- **WHAT NEEDS TO BE DONE**
Each line of the records that holds "main" should be shown in full.

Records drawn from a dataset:

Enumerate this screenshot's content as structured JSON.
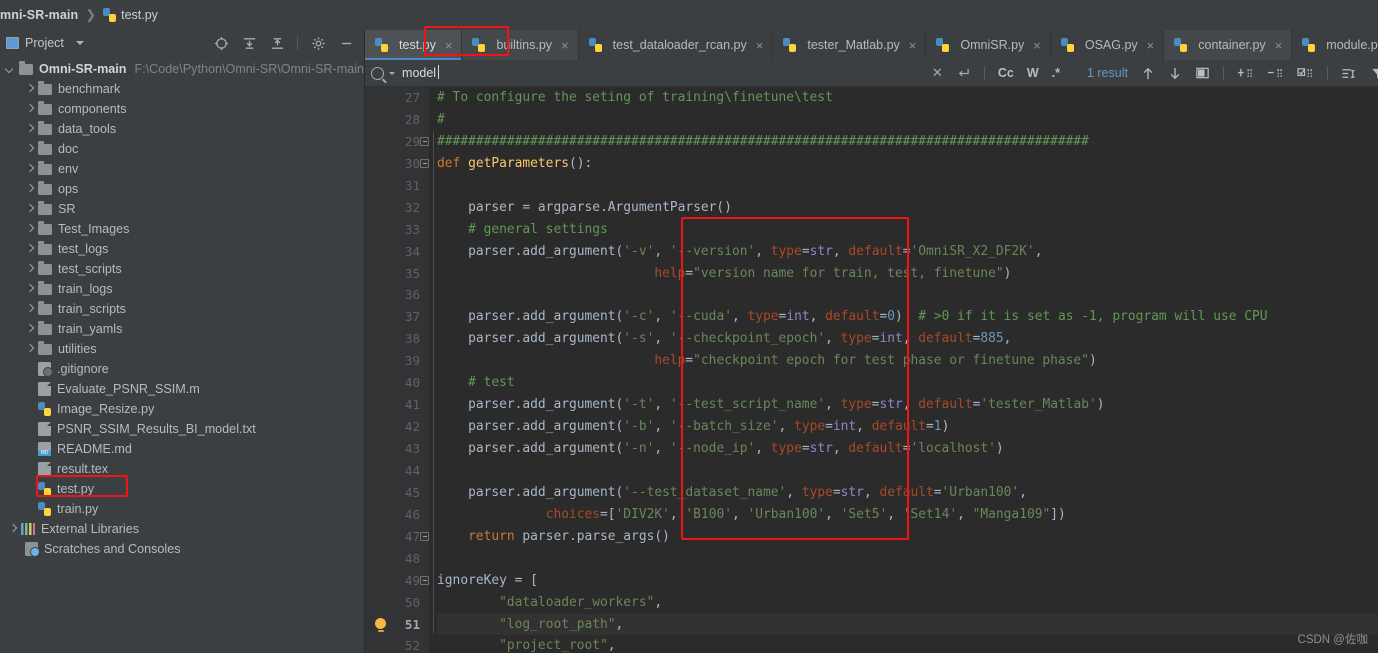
{
  "breadcrumb": {
    "project": "mni-SR-main",
    "separator": "❯",
    "file": "test.py"
  },
  "project_panel": {
    "title": "Project",
    "tools": [
      "locate-icon",
      "expand-all-icon",
      "collapse-all-icon",
      "gear-icon",
      "minimize-icon"
    ],
    "root": {
      "label": "Omni-SR-main",
      "path": "F:\\Code\\Python\\Omni-SR\\Omni-SR-main"
    },
    "items": [
      {
        "label": "benchmark",
        "type": "folder"
      },
      {
        "label": "components",
        "type": "folder"
      },
      {
        "label": "data_tools",
        "type": "folder"
      },
      {
        "label": "doc",
        "type": "folder"
      },
      {
        "label": "env",
        "type": "folder"
      },
      {
        "label": "ops",
        "type": "folder"
      },
      {
        "label": "SR",
        "type": "folder"
      },
      {
        "label": "Test_Images",
        "type": "folder"
      },
      {
        "label": "test_logs",
        "type": "folder"
      },
      {
        "label": "test_scripts",
        "type": "folder"
      },
      {
        "label": "train_logs",
        "type": "folder"
      },
      {
        "label": "train_scripts",
        "type": "folder"
      },
      {
        "label": "train_yamls",
        "type": "folder"
      },
      {
        "label": "utilities",
        "type": "folder"
      },
      {
        "label": ".gitignore",
        "type": "ignore-file"
      },
      {
        "label": "Evaluate_PSNR_SSIM.m",
        "type": "doc-file"
      },
      {
        "label": "Image_Resize.py",
        "type": "python-file"
      },
      {
        "label": "PSNR_SSIM_Results_BI_model.txt",
        "type": "doc-file"
      },
      {
        "label": "README.md",
        "type": "markdown-file"
      },
      {
        "label": "result.tex",
        "type": "doc-file"
      },
      {
        "label": "test.py",
        "type": "python-file",
        "highlighted": true
      },
      {
        "label": "train.py",
        "type": "python-file"
      }
    ],
    "external_libraries": "External Libraries",
    "scratches": "Scratches and Consoles"
  },
  "editor": {
    "tabs": [
      {
        "label": "test.py",
        "active": true
      },
      {
        "label": "builtins.py",
        "shaded": true
      },
      {
        "label": "test_dataloader_rcan.py"
      },
      {
        "label": "tester_Matlab.py"
      },
      {
        "label": "OmniSR.py"
      },
      {
        "label": "OSAG.py"
      },
      {
        "label": "container.py",
        "shaded": true
      },
      {
        "label": "module.py"
      }
    ],
    "close_glyph": "×"
  },
  "find": {
    "query": "model",
    "placeholder": "",
    "result_count": "1 result",
    "toggles": [
      "Cc",
      "W",
      ".*"
    ],
    "icons": [
      "search-icon",
      "clear-icon",
      "regex-history-icon",
      "prev-match-icon",
      "next-match-icon",
      "select-all-icon",
      "add-line-icon",
      "remove-line-icon",
      "select-occurrences-icon",
      "new-line-icon",
      "filter-icon"
    ]
  },
  "code": {
    "first_line_number": 27,
    "current_line": 51,
    "lines": [
      {
        "n": 27,
        "segments": [
          {
            "t": "# To configure the seting of training\\finetune\\test",
            "c": "c-cmt",
            "indent": 1
          }
        ]
      },
      {
        "n": 28,
        "segments": [
          {
            "t": "#",
            "c": "c-cmt",
            "indent": 1
          }
        ]
      },
      {
        "n": 29,
        "segments": [
          {
            "t": "####################################################################################",
            "c": "c-cmt",
            "indent": 1
          }
        ]
      },
      {
        "n": 30,
        "segments": [
          {
            "t": "def ",
            "c": "c-kw",
            "indent": 1
          },
          {
            "t": "getParameters",
            "c": "c-fn"
          },
          {
            "t": "():",
            "c": "c-def"
          }
        ]
      },
      {
        "n": 31,
        "segments": []
      },
      {
        "n": 32,
        "segments": [
          {
            "t": "    parser = argparse.ArgumentParser()",
            "c": "c-def",
            "indent": 1
          }
        ]
      },
      {
        "n": 33,
        "segments": [
          {
            "t": "    # general settings",
            "c": "c-cmt",
            "indent": 1
          }
        ]
      },
      {
        "n": 34,
        "segments": [
          {
            "t": "    parser.add_argument(",
            "c": "c-def"
          },
          {
            "t": "'-v'",
            "c": "c-str"
          },
          {
            "t": ", ",
            "c": "c-def"
          },
          {
            "t": "'--version'",
            "c": "c-str"
          },
          {
            "t": ", ",
            "c": "c-def"
          },
          {
            "t": "type",
            "c": "c-kwarg"
          },
          {
            "t": "=",
            "c": "c-def"
          },
          {
            "t": "str",
            "c": "c-pred"
          },
          {
            "t": ", ",
            "c": "c-def"
          },
          {
            "t": "default",
            "c": "c-kwarg"
          },
          {
            "t": "=",
            "c": "c-def"
          },
          {
            "t": "'OmniSR_X2_DF2K'",
            "c": "c-str"
          },
          {
            "t": ",",
            "c": "c-def"
          }
        ]
      },
      {
        "n": 35,
        "segments": [
          {
            "t": "                            ",
            "c": "c-def"
          },
          {
            "t": "help",
            "c": "c-kwarg"
          },
          {
            "t": "=",
            "c": "c-def"
          },
          {
            "t": "\"version name for train, test, finetune\"",
            "c": "c-str"
          },
          {
            "t": ")",
            "c": "c-def"
          }
        ]
      },
      {
        "n": 36,
        "segments": []
      },
      {
        "n": 37,
        "segments": [
          {
            "t": "    parser.add_argument(",
            "c": "c-def"
          },
          {
            "t": "'-c'",
            "c": "c-str"
          },
          {
            "t": ", ",
            "c": "c-def"
          },
          {
            "t": "'--cuda'",
            "c": "c-str"
          },
          {
            "t": ", ",
            "c": "c-def"
          },
          {
            "t": "type",
            "c": "c-kwarg"
          },
          {
            "t": "=",
            "c": "c-def"
          },
          {
            "t": "int",
            "c": "c-pred"
          },
          {
            "t": ", ",
            "c": "c-def"
          },
          {
            "t": "default",
            "c": "c-kwarg"
          },
          {
            "t": "=",
            "c": "c-def"
          },
          {
            "t": "0",
            "c": "c-num"
          },
          {
            "t": ")  ",
            "c": "c-def"
          },
          {
            "t": "# >0 if it is set as -1, program will use CPU",
            "c": "c-cmt"
          }
        ]
      },
      {
        "n": 38,
        "segments": [
          {
            "t": "    parser.add_argument(",
            "c": "c-def"
          },
          {
            "t": "'-s'",
            "c": "c-str"
          },
          {
            "t": ", ",
            "c": "c-def"
          },
          {
            "t": "'--checkpoint_epoch'",
            "c": "c-str"
          },
          {
            "t": ", ",
            "c": "c-def"
          },
          {
            "t": "type",
            "c": "c-kwarg"
          },
          {
            "t": "=",
            "c": "c-def"
          },
          {
            "t": "int",
            "c": "c-pred"
          },
          {
            "t": ", ",
            "c": "c-def"
          },
          {
            "t": "default",
            "c": "c-kwarg"
          },
          {
            "t": "=",
            "c": "c-def"
          },
          {
            "t": "885",
            "c": "c-num"
          },
          {
            "t": ",",
            "c": "c-def"
          }
        ]
      },
      {
        "n": 39,
        "segments": [
          {
            "t": "                            ",
            "c": "c-def"
          },
          {
            "t": "help",
            "c": "c-kwarg"
          },
          {
            "t": "=",
            "c": "c-def"
          },
          {
            "t": "\"checkpoint epoch for test phase or finetune phase\"",
            "c": "c-str"
          },
          {
            "t": ")",
            "c": "c-def"
          }
        ]
      },
      {
        "n": 40,
        "segments": [
          {
            "t": "    # test",
            "c": "c-cmt",
            "indent": 1
          }
        ]
      },
      {
        "n": 41,
        "segments": [
          {
            "t": "    parser.add_argument(",
            "c": "c-def"
          },
          {
            "t": "'-t'",
            "c": "c-str"
          },
          {
            "t": ", ",
            "c": "c-def"
          },
          {
            "t": "'--test_script_name'",
            "c": "c-str"
          },
          {
            "t": ", ",
            "c": "c-def"
          },
          {
            "t": "type",
            "c": "c-kwarg"
          },
          {
            "t": "=",
            "c": "c-def"
          },
          {
            "t": "str",
            "c": "c-pred"
          },
          {
            "t": ", ",
            "c": "c-def"
          },
          {
            "t": "default",
            "c": "c-kwarg"
          },
          {
            "t": "=",
            "c": "c-def"
          },
          {
            "t": "'tester_Matlab'",
            "c": "c-str"
          },
          {
            "t": ")",
            "c": "c-def"
          }
        ]
      },
      {
        "n": 42,
        "segments": [
          {
            "t": "    parser.add_argument(",
            "c": "c-def"
          },
          {
            "t": "'-b'",
            "c": "c-str"
          },
          {
            "t": ", ",
            "c": "c-def"
          },
          {
            "t": "'--batch_size'",
            "c": "c-str"
          },
          {
            "t": ", ",
            "c": "c-def"
          },
          {
            "t": "type",
            "c": "c-kwarg"
          },
          {
            "t": "=",
            "c": "c-def"
          },
          {
            "t": "int",
            "c": "c-pred"
          },
          {
            "t": ", ",
            "c": "c-def"
          },
          {
            "t": "default",
            "c": "c-kwarg"
          },
          {
            "t": "=",
            "c": "c-def"
          },
          {
            "t": "1",
            "c": "c-num"
          },
          {
            "t": ")",
            "c": "c-def"
          }
        ]
      },
      {
        "n": 43,
        "segments": [
          {
            "t": "    parser.add_argument(",
            "c": "c-def"
          },
          {
            "t": "'-n'",
            "c": "c-str"
          },
          {
            "t": ", ",
            "c": "c-def"
          },
          {
            "t": "'--node_ip'",
            "c": "c-str"
          },
          {
            "t": ", ",
            "c": "c-def"
          },
          {
            "t": "type",
            "c": "c-kwarg"
          },
          {
            "t": "=",
            "c": "c-def"
          },
          {
            "t": "str",
            "c": "c-pred"
          },
          {
            "t": ", ",
            "c": "c-def"
          },
          {
            "t": "default",
            "c": "c-kwarg"
          },
          {
            "t": "=",
            "c": "c-def"
          },
          {
            "t": "'localhost'",
            "c": "c-str"
          },
          {
            "t": ")",
            "c": "c-def"
          }
        ]
      },
      {
        "n": 44,
        "segments": []
      },
      {
        "n": 45,
        "segments": [
          {
            "t": "    parser.add_argument(",
            "c": "c-def"
          },
          {
            "t": "'--test_dataset_name'",
            "c": "c-str"
          },
          {
            "t": ", ",
            "c": "c-def"
          },
          {
            "t": "type",
            "c": "c-kwarg"
          },
          {
            "t": "=",
            "c": "c-def"
          },
          {
            "t": "str",
            "c": "c-pred"
          },
          {
            "t": ", ",
            "c": "c-def"
          },
          {
            "t": "default",
            "c": "c-kwarg"
          },
          {
            "t": "=",
            "c": "c-def"
          },
          {
            "t": "'Urban100'",
            "c": "c-str"
          },
          {
            "t": ",",
            "c": "c-def"
          }
        ]
      },
      {
        "n": 46,
        "segments": [
          {
            "t": "              ",
            "c": "c-def"
          },
          {
            "t": "choices",
            "c": "c-kwarg"
          },
          {
            "t": "=[",
            "c": "c-def"
          },
          {
            "t": "'DIV2K'",
            "c": "c-str"
          },
          {
            "t": ", ",
            "c": "c-def"
          },
          {
            "t": "'B100'",
            "c": "c-str"
          },
          {
            "t": ", ",
            "c": "c-def"
          },
          {
            "t": "'Urban100'",
            "c": "c-str"
          },
          {
            "t": ", ",
            "c": "c-def"
          },
          {
            "t": "'Set5'",
            "c": "c-str"
          },
          {
            "t": ", ",
            "c": "c-def"
          },
          {
            "t": "'Set14'",
            "c": "c-str"
          },
          {
            "t": ", ",
            "c": "c-def"
          },
          {
            "t": "\"Manga109\"",
            "c": "c-str"
          },
          {
            "t": "])",
            "c": "c-def"
          }
        ]
      },
      {
        "n": 47,
        "segments": [
          {
            "t": "    return",
            "c": "c-kw"
          },
          {
            "t": " parser.parse_args()",
            "c": "c-def"
          }
        ]
      },
      {
        "n": 48,
        "segments": []
      },
      {
        "n": 49,
        "segments": [
          {
            "t": "ignoreKey = [",
            "c": "c-def",
            "indent": 1
          }
        ]
      },
      {
        "n": 50,
        "segments": [
          {
            "t": "        ",
            "c": "c-def"
          },
          {
            "t": "\"dataloader_workers\"",
            "c": "c-str"
          },
          {
            "t": ",",
            "c": "c-def"
          }
        ]
      },
      {
        "n": 51,
        "segments": [
          {
            "t": "        ",
            "c": "c-def"
          },
          {
            "t": "\"log_root_path\"",
            "c": "c-str"
          },
          {
            "t": ",",
            "c": "c-def"
          }
        ]
      },
      {
        "n": 52,
        "segments": [
          {
            "t": "        ",
            "c": "c-def"
          },
          {
            "t": "\"project_root\"",
            "c": "c-str"
          },
          {
            "t": ",",
            "c": "c-def"
          }
        ]
      }
    ]
  },
  "annotations": {
    "highlight_color": "#f11414",
    "boxes": [
      "test-py-tree-item",
      "test-py-tab",
      "argparse-block"
    ]
  },
  "watermark": "CSDN @佐咖"
}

- **SOLUTION**
    "project": "mni-SR-main",
      "label": "Omni-SR-main",
      "path": "F:\\Code\\Python\\Omni-SR\\Omni-SR-main"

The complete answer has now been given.